AIM OF THE EXERCISE:
Print the data once more, exactly as supplied.

THE DATA:

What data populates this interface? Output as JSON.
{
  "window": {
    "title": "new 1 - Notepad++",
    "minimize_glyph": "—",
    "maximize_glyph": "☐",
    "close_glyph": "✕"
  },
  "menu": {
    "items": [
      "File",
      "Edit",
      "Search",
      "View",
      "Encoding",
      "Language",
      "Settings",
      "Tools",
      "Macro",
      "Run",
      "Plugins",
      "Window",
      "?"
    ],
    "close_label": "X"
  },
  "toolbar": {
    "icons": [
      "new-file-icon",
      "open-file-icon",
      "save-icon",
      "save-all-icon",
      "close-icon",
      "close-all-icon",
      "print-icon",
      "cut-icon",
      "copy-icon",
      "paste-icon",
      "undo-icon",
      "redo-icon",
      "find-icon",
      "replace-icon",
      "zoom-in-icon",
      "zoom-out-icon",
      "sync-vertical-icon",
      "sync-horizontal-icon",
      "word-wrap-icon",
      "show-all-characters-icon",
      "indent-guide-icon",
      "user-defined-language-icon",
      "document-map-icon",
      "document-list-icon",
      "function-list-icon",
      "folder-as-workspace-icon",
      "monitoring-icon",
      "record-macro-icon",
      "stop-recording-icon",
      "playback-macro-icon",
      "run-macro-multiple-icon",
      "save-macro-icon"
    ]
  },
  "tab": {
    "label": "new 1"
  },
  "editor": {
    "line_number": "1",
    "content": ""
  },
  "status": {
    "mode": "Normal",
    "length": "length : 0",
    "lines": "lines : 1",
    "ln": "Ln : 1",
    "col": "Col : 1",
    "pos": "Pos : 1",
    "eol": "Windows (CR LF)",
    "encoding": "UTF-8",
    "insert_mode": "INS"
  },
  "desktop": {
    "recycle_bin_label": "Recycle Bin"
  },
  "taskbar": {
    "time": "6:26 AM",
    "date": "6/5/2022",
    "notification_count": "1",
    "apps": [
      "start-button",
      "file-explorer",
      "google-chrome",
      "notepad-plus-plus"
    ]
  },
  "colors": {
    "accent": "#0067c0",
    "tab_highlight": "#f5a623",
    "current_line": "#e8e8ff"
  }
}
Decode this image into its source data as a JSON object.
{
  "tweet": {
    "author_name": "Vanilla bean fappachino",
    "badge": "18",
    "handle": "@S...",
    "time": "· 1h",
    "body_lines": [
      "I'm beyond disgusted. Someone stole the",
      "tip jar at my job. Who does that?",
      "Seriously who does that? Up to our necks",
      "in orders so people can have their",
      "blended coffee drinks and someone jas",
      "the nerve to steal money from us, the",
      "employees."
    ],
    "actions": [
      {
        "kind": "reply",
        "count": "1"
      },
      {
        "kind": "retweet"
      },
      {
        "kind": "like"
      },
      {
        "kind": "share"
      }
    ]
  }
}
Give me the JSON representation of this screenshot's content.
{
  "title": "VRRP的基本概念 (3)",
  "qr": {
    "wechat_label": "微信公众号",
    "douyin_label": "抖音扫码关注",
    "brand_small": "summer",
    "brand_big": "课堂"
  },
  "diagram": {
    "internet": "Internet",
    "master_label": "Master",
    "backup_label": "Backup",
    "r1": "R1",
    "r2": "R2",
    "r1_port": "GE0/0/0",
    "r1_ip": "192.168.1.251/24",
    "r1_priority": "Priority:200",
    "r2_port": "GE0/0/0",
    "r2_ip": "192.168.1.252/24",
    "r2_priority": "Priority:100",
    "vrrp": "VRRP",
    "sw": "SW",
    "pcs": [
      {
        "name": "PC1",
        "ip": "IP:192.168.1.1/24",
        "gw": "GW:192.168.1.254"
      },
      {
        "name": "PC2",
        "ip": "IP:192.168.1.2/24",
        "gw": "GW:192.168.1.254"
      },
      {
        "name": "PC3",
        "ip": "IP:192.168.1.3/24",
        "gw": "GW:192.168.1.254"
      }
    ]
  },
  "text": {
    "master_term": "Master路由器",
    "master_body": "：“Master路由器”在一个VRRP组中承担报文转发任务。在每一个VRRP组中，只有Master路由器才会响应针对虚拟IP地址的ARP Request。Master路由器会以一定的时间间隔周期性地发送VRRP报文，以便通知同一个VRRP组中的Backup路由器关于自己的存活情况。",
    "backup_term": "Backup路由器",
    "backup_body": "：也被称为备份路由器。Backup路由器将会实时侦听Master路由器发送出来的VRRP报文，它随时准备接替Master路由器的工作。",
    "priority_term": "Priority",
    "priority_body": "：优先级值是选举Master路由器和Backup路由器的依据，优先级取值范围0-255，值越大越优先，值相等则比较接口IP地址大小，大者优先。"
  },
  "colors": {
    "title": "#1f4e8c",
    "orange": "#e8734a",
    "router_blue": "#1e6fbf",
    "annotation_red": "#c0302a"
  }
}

ANSWER SPACE:
What data populates this interface? Output as JSON.
{
  "window": {
    "title": "new 1 - Notepad++",
    "minimize_glyph": "—",
    "maximize_glyph": "☐",
    "close_glyph": "✕"
  },
  "menu": {
    "items": [
      "File",
      "Edit",
      "Search",
      "View",
      "Encoding",
      "Language",
      "Settings",
      "Tools",
      "Macro",
      "Run",
      "Plugins",
      "Window",
      "?"
    ],
    "close_label": "X"
  },
  "toolbar": {
    "icons": [
      "new-file-icon",
      "open-file-icon",
      "save-icon",
      "save-all-icon",
      "close-icon",
      "close-all-icon",
      "print-icon",
      "cut-icon",
      "copy-icon",
      "paste-icon",
      "undo-icon",
      "redo-icon",
      "find-icon",
      "replace-icon",
      "zoom-in-icon",
      "zoom-out-icon",
      "sync-vertical-icon",
      "sync-horizontal-icon",
      "word-wrap-icon",
      "show-all-characters-icon",
      "indent-guide-icon",
      "user-defined-language-icon",
      "document-map-icon",
      "document-list-icon",
      "function-list-icon",
      "folder-as-workspace-icon",
      "monitoring-icon",
      "record-macro-icon",
      "stop-recording-icon",
      "playback-macro-icon",
      "run-macro-multiple-icon",
      "save-macro-icon"
    ]
  },
  "tab": {
    "label": "new 1"
  },
  "editor": {
    "line_number": "1",
    "content": ""
  },
  "status": {
    "mode": "Normal",
    "length": "length : 0",
    "lines": "lines : 1",
    "ln": "Ln : 1",
    "col": "Col : 1",
    "pos": "Pos : 1",
    "eol": "Windows (CR LF)",
    "encoding": "UTF-8",
    "insert_mode": "INS"
  },
  "desktop": {
    "recycle_bin_label": "Recycle Bin"
  },
  "taskbar": {
    "time": "6:26 AM",
    "date": "6/5/2022",
    "notification_count": "1",
    "apps": [
      "start-button",
      "file-explorer",
      "google-chrome",
      "notepad-plus-plus"
    ]
  },
  "colors": {
    "accent": "#0067c0",
    "tab_highlight": "#f5a623",
    "current_line": "#e8e8ff"
  }
}
Decode this image into its source data as a JSON object.
{
  "tweet": {
    "author_name": "Vanilla bean fappachino",
    "badge": "18",
    "handle": "@S...",
    "time": "· 1h",
    "body_lines": [
      "I'm beyond disgusted. Someone stole the",
      "tip jar at my job. Who does that?",
      "Seriously who does that? Up to our necks",
      "in orders so people can have their",
      "blended coffee drinks and someone jas",
      "the nerve to steal money from us, the",
      "employees."
    ],
    "actions": [
      {
        "kind": "reply",
        "count": "1"
      },
      {
        "kind": "retweet"
      },
      {
        "kind": "like"
      },
      {
        "kind": "share"
      }
    ]
  }
}
Give me the JSON representation of this screenshot's content.
{
  "title": "VRRP的基本概念 (3)",
  "qr": {
    "wechat_label": "微信公众号",
    "douyin_label": "抖音扫码关注",
    "brand_small": "summer",
    "brand_big": "课堂"
  },
  "diagram": {
    "internet": "Internet",
    "master_label": "Master",
    "backup_label": "Backup",
    "r1": "R1",
    "r2": "R2",
    "r1_port": "GE0/0/0",
    "r1_ip": "192.168.1.251/24",
    "r1_priority": "Priority:200",
    "r2_port": "GE0/0/0",
    "r2_ip": "192.168.1.252/24",
    "r2_priority": "Priority:100",
    "vrrp": "VRRP",
    "sw": "SW",
    "pcs": [
      {
        "name": "PC1",
        "ip": "IP:192.168.1.1/24",
        "gw": "GW:192.168.1.254"
      },
      {
        "name": "PC2",
        "ip": "IP:192.168.1.2/24",
        "gw": "GW:192.168.1.254"
      },
      {
        "name": "PC3",
        "ip": "IP:192.168.1.3/24",
        "gw": "GW:192.168.1.254"
      }
    ]
  },
  "text": {
    "master_term": "Master路由器",
    "master_body": "：“Master路由器”在一个VRRP组中承担报文转发任务。在每一个VRRP组中，只有Master路由器才会响应针对虚拟IP地址的ARP Request。Master路由器会以一定的时间间隔周期性地发送VRRP报文，以便通知同一个VRRP组中的Backup路由器关于自己的存活情况。",
    "backup_term": "Backup路由器",
    "backup_body": "：也被称为备份路由器。Backup路由器将会实时侦听Master路由器发送出来的VRRP报文，它随时准备接替Master路由器的工作。",
    "priority_term": "Priority",
    "priority_body": "：优先级值是选举Master路由器和Backup路由器的依据，优先级取值范围0-255，值越大越优先，值相等则比较接口IP地址大小，大者优先。"
  },
  "colors": {
    "title": "#1f4e8c",
    "orange": "#e8734a",
    "router_blue": "#1e6fbf",
    "annotation_red": "#c0302a"
  }
}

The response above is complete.